Problem details ▸ The lines to copy are those holding the string "icon" in the entries below.
****************
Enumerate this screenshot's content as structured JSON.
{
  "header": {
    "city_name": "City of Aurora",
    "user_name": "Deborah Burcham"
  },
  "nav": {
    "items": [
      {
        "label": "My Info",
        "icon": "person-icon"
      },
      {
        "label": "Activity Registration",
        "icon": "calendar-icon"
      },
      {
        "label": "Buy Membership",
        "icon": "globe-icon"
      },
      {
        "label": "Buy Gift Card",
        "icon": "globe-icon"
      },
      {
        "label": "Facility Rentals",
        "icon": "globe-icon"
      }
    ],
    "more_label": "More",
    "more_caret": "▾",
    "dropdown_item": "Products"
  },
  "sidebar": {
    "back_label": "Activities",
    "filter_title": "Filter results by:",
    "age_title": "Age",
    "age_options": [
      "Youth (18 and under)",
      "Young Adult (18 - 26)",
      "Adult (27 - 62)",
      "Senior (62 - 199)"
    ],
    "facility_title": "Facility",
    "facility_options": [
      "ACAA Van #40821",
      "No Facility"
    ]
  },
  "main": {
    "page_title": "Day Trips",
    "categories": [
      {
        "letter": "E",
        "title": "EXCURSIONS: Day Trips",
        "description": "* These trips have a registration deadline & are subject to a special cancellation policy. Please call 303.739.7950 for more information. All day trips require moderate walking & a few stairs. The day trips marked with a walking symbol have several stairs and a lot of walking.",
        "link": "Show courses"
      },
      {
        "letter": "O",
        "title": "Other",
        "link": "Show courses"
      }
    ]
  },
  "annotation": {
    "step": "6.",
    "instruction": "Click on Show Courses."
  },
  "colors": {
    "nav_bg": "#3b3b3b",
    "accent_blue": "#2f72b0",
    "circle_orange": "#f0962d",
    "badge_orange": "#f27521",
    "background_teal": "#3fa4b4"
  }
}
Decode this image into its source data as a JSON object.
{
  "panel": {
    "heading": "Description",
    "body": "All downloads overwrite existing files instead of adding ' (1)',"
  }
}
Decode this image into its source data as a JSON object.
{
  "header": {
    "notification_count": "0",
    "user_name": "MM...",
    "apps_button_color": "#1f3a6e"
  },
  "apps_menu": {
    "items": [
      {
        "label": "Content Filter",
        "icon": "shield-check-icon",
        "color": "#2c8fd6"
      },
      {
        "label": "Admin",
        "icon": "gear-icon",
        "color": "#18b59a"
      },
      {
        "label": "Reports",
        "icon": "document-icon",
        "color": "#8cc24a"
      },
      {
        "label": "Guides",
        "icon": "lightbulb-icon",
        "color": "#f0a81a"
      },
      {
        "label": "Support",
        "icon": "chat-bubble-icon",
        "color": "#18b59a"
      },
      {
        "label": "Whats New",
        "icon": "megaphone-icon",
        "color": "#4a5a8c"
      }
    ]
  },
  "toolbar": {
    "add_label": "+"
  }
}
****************
Task solution ▸
        "icon": "person-icon"
        "icon": "calendar-icon"
        "icon": "globe-icon"
        "icon": "globe-icon"
        "icon": "globe-icon"
        "icon": "shield-check-icon",
        "icon": "gear-icon",
        "icon": "document-icon",
        "icon": "lightbulb-icon",
        "icon": "chat-bubble-icon",
        "icon": "megaphone-icon",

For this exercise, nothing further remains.